- **BRIEF**
Go through the entries and copy every line that has the string "posts" in it.

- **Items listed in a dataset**
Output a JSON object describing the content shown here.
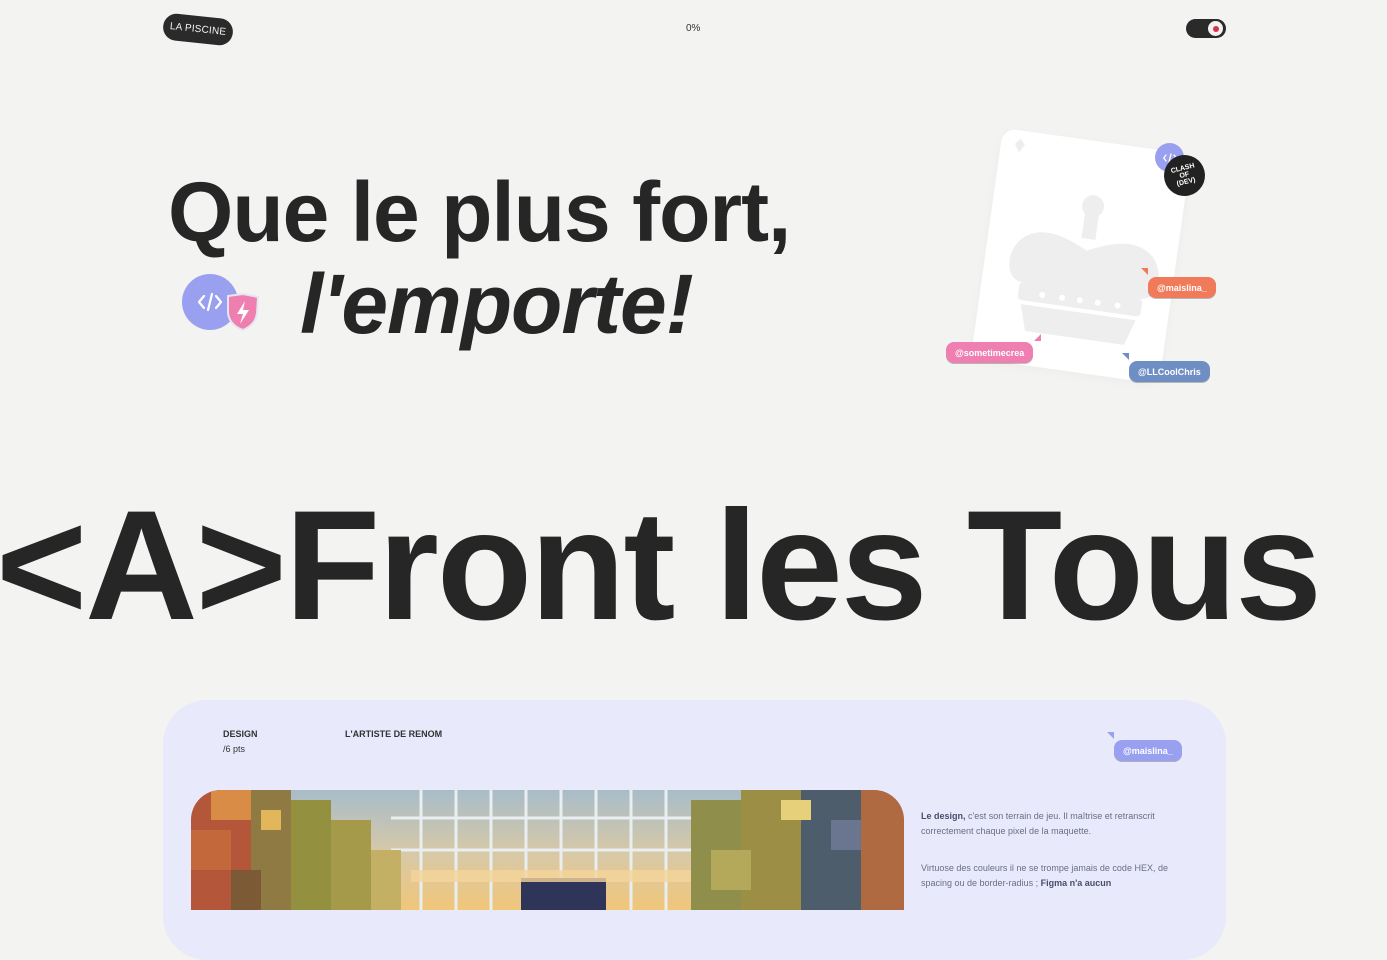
{
  "header": {
    "logo": "LA PISCINE",
    "progress": "0%",
    "theme_toggle": "dark-mode-toggle"
  },
  "hero": {
    "line1": "Que le plus fort,",
    "line2": "l'emporte!",
    "badge_icons": [
      "code-brackets-icon",
      "lightning-shield-icon"
    ]
  },
  "card": {
    "icon": "crown-icon",
    "clash_badge": "CLASH OF (DEV)",
    "tags": [
      {
        "label": "@maislina_",
        "color": "#f07a5a"
      },
      {
        "label": "@sometimecrea",
        "color": "#ee7fb0"
      },
      {
        "label": "@LLCoolChris",
        "color": "#6f8fc4"
      }
    ]
  },
  "marquee": {
    "text": "<A>Front les Tous"
  },
  "section": {
    "category": "DESIGN",
    "points": "/6 pts",
    "title": "L'ARTISTE DE RENOM",
    "tag": {
      "label": "@maislina_",
      "color": "#9aa0f0"
    },
    "paragraph1": {
      "bold": "Le design,",
      "text": " c'est son terrain de jeu. Il maîtrise et retranscrit correctement chaque pixel de la maquette."
    },
    "paragraph2": {
      "text": "Virtuose des couleurs il ne se trompe jamais de code HEX, de spacing ou de border-radius ; ",
      "bold": "Figma n'a aucun"
    }
  },
  "colors": {
    "background": "#f3f3f1",
    "text": "#262626",
    "section_bg": "#e8e9fb",
    "accent_purple": "#9aa0f0",
    "accent_pink": "#ee7fb0",
    "accent_orange": "#f07a5a",
    "accent_blue": "#6f8fc4"
  }
}
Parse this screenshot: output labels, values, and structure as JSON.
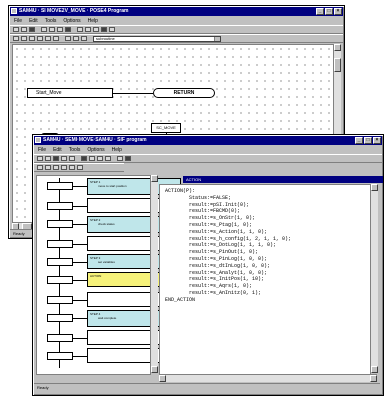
{
  "back_window": {
    "title": "SAM4U · SI MOVE2V_MOVE · POSE4 Program",
    "menu": [
      "File",
      "Edit",
      "Tools",
      "Options",
      "Help"
    ],
    "combo_value": "subroutine",
    "start_step_label": "Start_Move",
    "return_label": "RETURN",
    "small_box_label": "SC_MOVE",
    "status_text": "Ready"
  },
  "front_window": {
    "title": "SAM4U · SEMI·MOVE·SAM4U · SIF program",
    "menu": [
      "File",
      "Edit",
      "Tools",
      "Options",
      "Help"
    ],
    "left_cells": [
      {
        "label": "STEP 1",
        "desc": "move to start position",
        "color": "cyan"
      },
      {
        "label": "",
        "desc": "",
        "color": "white"
      },
      {
        "label": "STEP 2",
        "desc": "check status",
        "color": "cyan"
      },
      {
        "label": "",
        "desc": "",
        "color": "white"
      },
      {
        "label": "STEP 3",
        "desc": "set variables",
        "color": "cyan"
      },
      {
        "label": "ACTION",
        "desc": "",
        "color": "yellow"
      },
      {
        "label": "",
        "desc": "",
        "color": "white"
      },
      {
        "label": "STEP 4",
        "desc": "wait complete",
        "color": "cyan"
      },
      {
        "label": "",
        "desc": "",
        "color": "white"
      },
      {
        "label": "",
        "desc": "",
        "color": "white"
      }
    ],
    "code_header": "ACTION",
    "code_lines": [
      "ACTION(P):",
      "        Status:=FALSE;",
      "        result:=pSI.Init(0);",
      "        result:=FBCMD(0);",
      "        result:=s_OnStr(1, 0);",
      "        result:=s_Ptag(1, 0);",
      "        result:=s_Action(1, 1, 0);",
      "        result:=s_h_config(1, 2, 1, 1, 0);",
      "        result:=s_DotLog(1, 1, 1, 0);",
      "        result:=s_PinOut(1, 0);",
      "        result:=s_PinLog(1, 0, 0);",
      "        result:=s_dtInLog(1, 0, 0);",
      "        result:=s_Analyt(1, 0, 0);",
      "        result:=s_InitPos(1, 10);",
      "        result:=s_Aqrs(1, 0);",
      "        result:=s_AnInitz(0, 1);",
      "END_ACTION"
    ],
    "status_text": "Ready"
  },
  "colors": {
    "title_bar": "#000080",
    "cyan_cell": "#bfe6ea",
    "yellow_cell": "#f6f27a",
    "chrome": "#c0c0c0"
  }
}
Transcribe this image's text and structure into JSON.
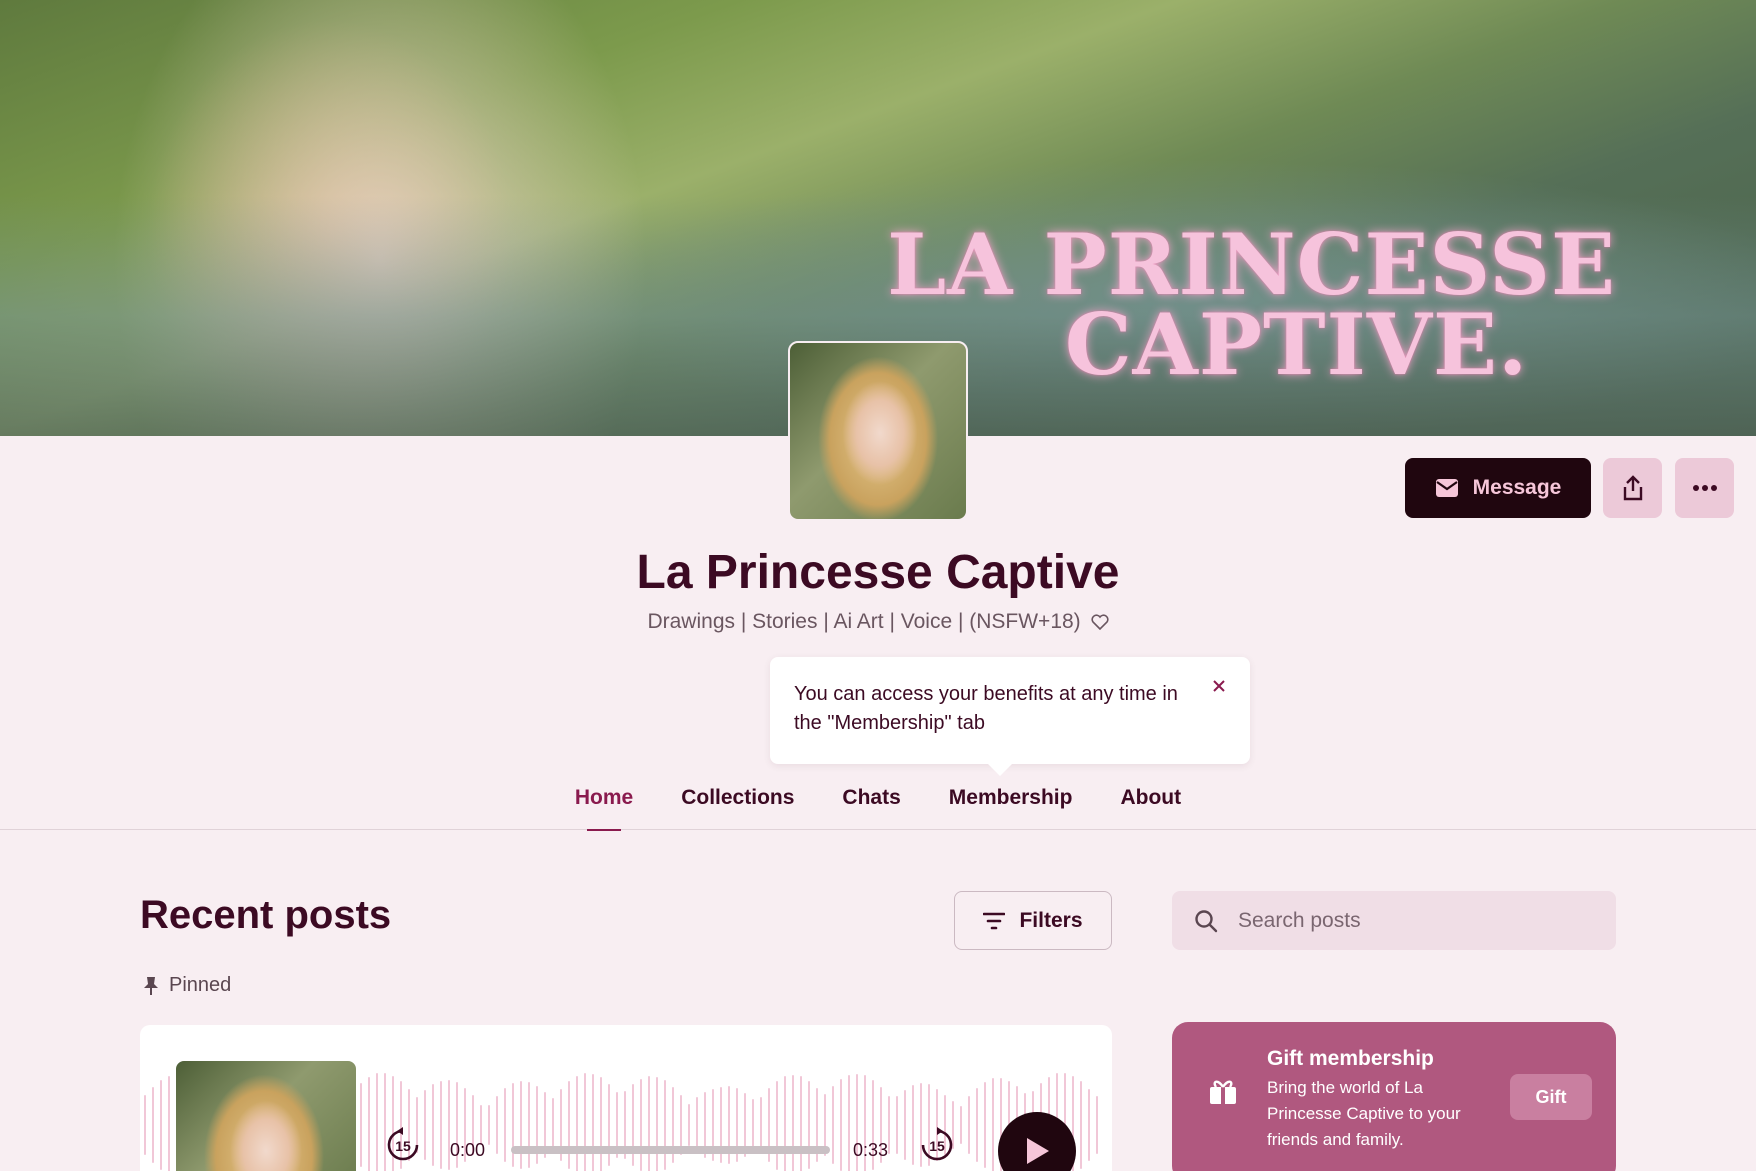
{
  "banner": {
    "title_line1": "LA PRINCESSE",
    "title_line2": "CAPTIVE.",
    "title_color": "#f6c3dc"
  },
  "profile": {
    "name": "La Princesse Captive",
    "tagline": "Drawings | Stories | Ai Art | Voice | (NSFW+18)",
    "tagline_icon": "heart-outline-icon"
  },
  "actions": {
    "message_label": "Message",
    "message_icon": "envelope-icon",
    "share_icon": "share-icon",
    "more_icon": "more-horizontal-icon"
  },
  "tooltip": {
    "text": "You can access your benefits at any time in the \"Membership\" tab",
    "close_icon": "close-icon"
  },
  "tabs": [
    {
      "label": "Home",
      "active": true
    },
    {
      "label": "Collections",
      "active": false
    },
    {
      "label": "Chats",
      "active": false
    },
    {
      "label": "Membership",
      "active": false
    },
    {
      "label": "About",
      "active": false
    }
  ],
  "posts": {
    "section_title": "Recent posts",
    "filters_label": "Filters",
    "search_placeholder": "Search posts",
    "pinned_label": "Pinned",
    "audio": {
      "current_time": "0:00",
      "duration": "0:33",
      "skip_back_label": "15",
      "skip_forward_label": "15",
      "progress_fraction": 0
    }
  },
  "gift": {
    "title": "Gift membership",
    "description": "Bring the world of La Princesse Captive to your friends and family.",
    "button_label": "Gift",
    "icon": "gift-icon"
  },
  "colors": {
    "page_bg": "#f8eef2",
    "accent": "#8a1a4e",
    "dark": "#20060f",
    "gift_bg": "#b0587f"
  }
}
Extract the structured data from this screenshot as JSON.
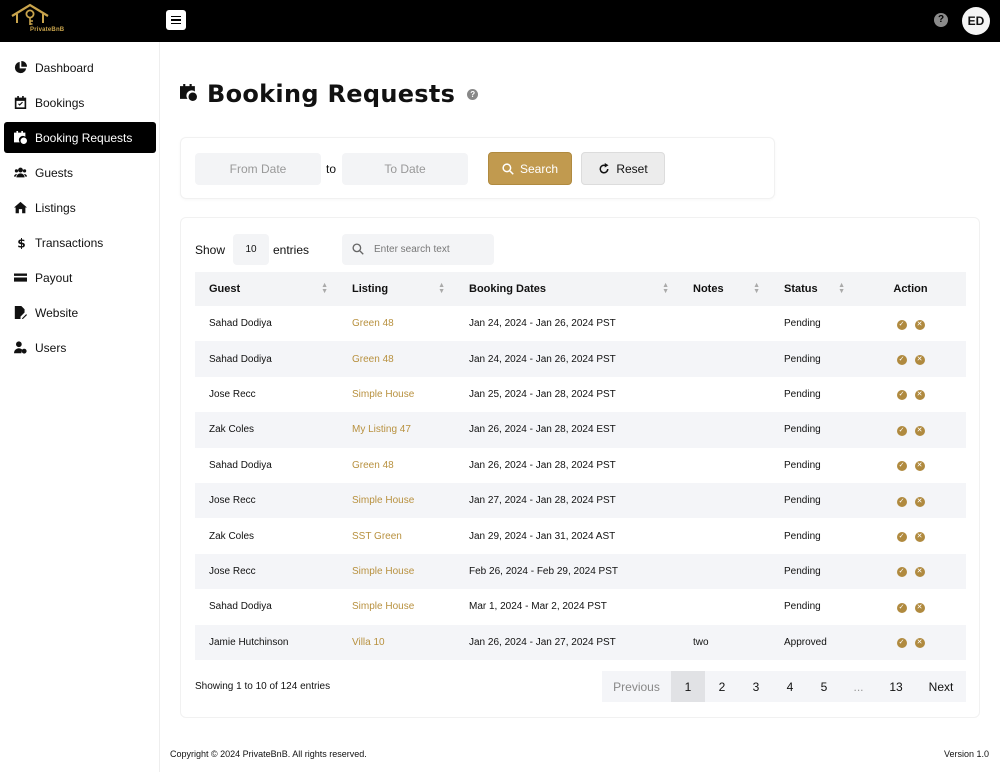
{
  "app": {
    "logo_text": "PrivateBnB",
    "user_initials": "ED",
    "help_glyph": "?"
  },
  "colors": {
    "accent": "#c19a4f",
    "link": "#b8913f",
    "topbar": "#000000",
    "active_nav": "#000000"
  },
  "sidebar": {
    "items": [
      {
        "label": "Dashboard",
        "icon": "pie-chart-icon"
      },
      {
        "label": "Bookings",
        "icon": "calendar-check-icon"
      },
      {
        "label": "Booking Requests",
        "icon": "calendar-clock-icon",
        "active": true
      },
      {
        "label": "Guests",
        "icon": "users-icon"
      },
      {
        "label": "Listings",
        "icon": "home-icon"
      },
      {
        "label": "Transactions",
        "icon": "dollar-icon"
      },
      {
        "label": "Payout",
        "icon": "credit-card-icon"
      },
      {
        "label": "Website",
        "icon": "file-edit-icon"
      },
      {
        "label": "Users",
        "icon": "user-gear-icon"
      }
    ]
  },
  "page": {
    "title": "Booking Requests",
    "help_glyph": "?"
  },
  "filters": {
    "from_placeholder": "From Date",
    "to_label": "to",
    "to_placeholder": "To Date",
    "search_label": "Search",
    "reset_label": "Reset"
  },
  "table_controls": {
    "show_label": "Show",
    "entries_value": "10",
    "entries_label": "entries",
    "search_placeholder": "Enter search text"
  },
  "table": {
    "columns": [
      "Guest",
      "Listing",
      "Booking Dates",
      "Notes",
      "Status",
      "Action"
    ],
    "rows": [
      {
        "guest": "Sahad Dodiya",
        "listing": "Green 48",
        "dates": "Jan 24, 2024 - Jan 26, 2024 PST",
        "notes": "",
        "status": "Pending"
      },
      {
        "guest": "Sahad Dodiya",
        "listing": "Green 48",
        "dates": "Jan 24, 2024 - Jan 26, 2024 PST",
        "notes": "",
        "status": "Pending"
      },
      {
        "guest": "Jose Recc",
        "listing": "Simple House",
        "dates": "Jan 25, 2024 - Jan 28, 2024 PST",
        "notes": "",
        "status": "Pending"
      },
      {
        "guest": "Zak Coles",
        "listing": "My Listing 47",
        "dates": "Jan 26, 2024 - Jan 28, 2024 EST",
        "notes": "",
        "status": "Pending"
      },
      {
        "guest": "Sahad Dodiya",
        "listing": "Green 48",
        "dates": "Jan 26, 2024 - Jan 28, 2024 PST",
        "notes": "",
        "status": "Pending"
      },
      {
        "guest": "Jose Recc",
        "listing": "Simple House",
        "dates": "Jan 27, 2024 - Jan 28, 2024 PST",
        "notes": "",
        "status": "Pending"
      },
      {
        "guest": "Zak Coles",
        "listing": "SST Green",
        "dates": "Jan 29, 2024 - Jan 31, 2024 AST",
        "notes": "",
        "status": "Pending"
      },
      {
        "guest": "Jose Recc",
        "listing": "Simple House",
        "dates": "Feb 26, 2024 - Feb 29, 2024 PST",
        "notes": "",
        "status": "Pending"
      },
      {
        "guest": "Sahad Dodiya",
        "listing": "Simple House",
        "dates": "Mar 1, 2024 - Mar 2, 2024 PST",
        "notes": "",
        "status": "Pending"
      },
      {
        "guest": "Jamie Hutchinson",
        "listing": "Villa 10",
        "dates": "Jan 26, 2024 - Jan 27, 2024 PST",
        "notes": "two",
        "status": "Approved"
      }
    ]
  },
  "pagination": {
    "summary": "Showing 1 to 10 of 124 entries",
    "previous": "Previous",
    "pages": [
      "1",
      "2",
      "3",
      "4",
      "5"
    ],
    "ellipsis": "...",
    "last": "13",
    "next": "Next",
    "current": "1"
  },
  "footer": {
    "copyright": "Copyright © 2024 PrivateBnB. All rights reserved.",
    "version": "Version 1.0"
  }
}
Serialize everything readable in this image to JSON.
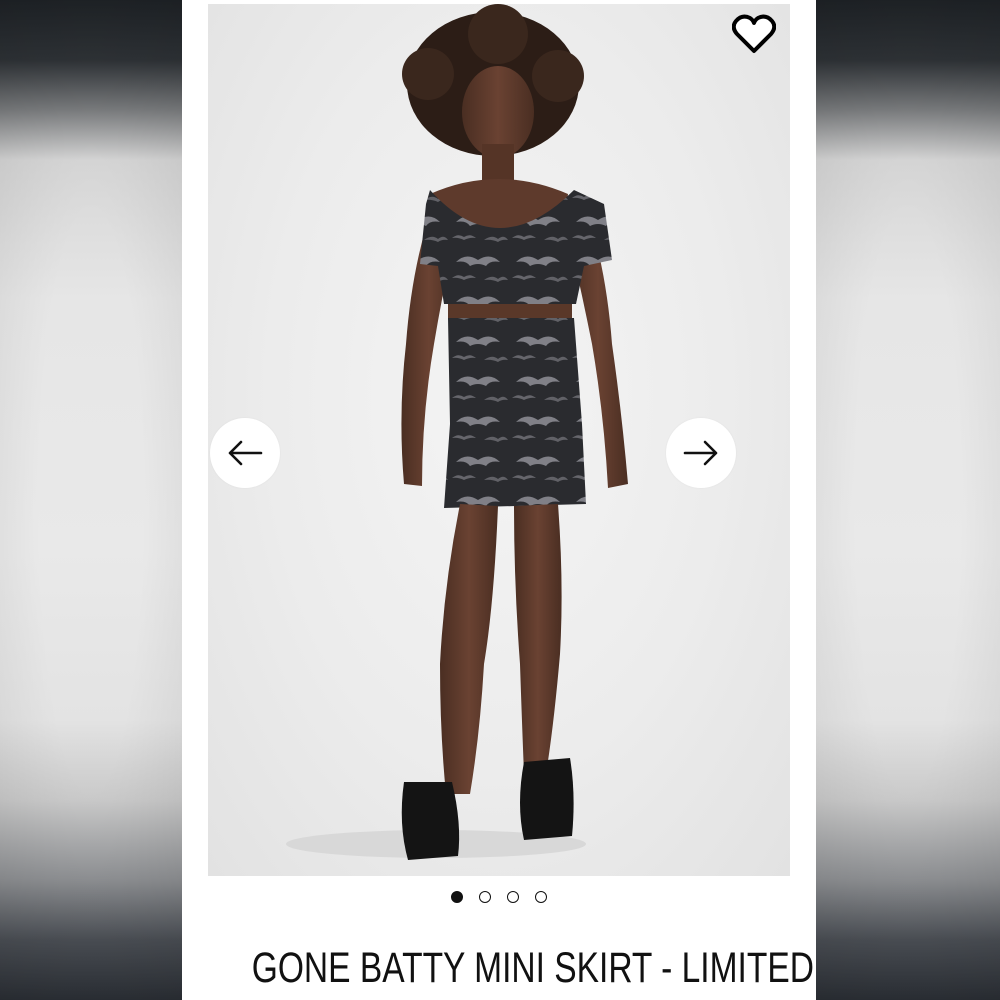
{
  "product": {
    "title": "GONE BATTY MINI SKIRT - LIMITED",
    "image_alt": "Model wearing bat print crop top and mini skirt"
  },
  "gallery": {
    "image_count": 4,
    "active_index": 0,
    "dots": [
      "image-1",
      "image-2",
      "image-3",
      "image-4"
    ]
  },
  "icons": {
    "favorite": "heart-outline-icon",
    "prev": "arrow-left-icon",
    "next": "arrow-right-icon"
  },
  "colors": {
    "card_bg": "#ffffff",
    "text": "#111111",
    "photo_bg": "#ececec",
    "garment": "#2b2c30"
  }
}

- **OUTPUT OF THE EXERCISE**
  "posts": {
    "section_title": "Recent posts",
    "search_placeholder": "Search posts",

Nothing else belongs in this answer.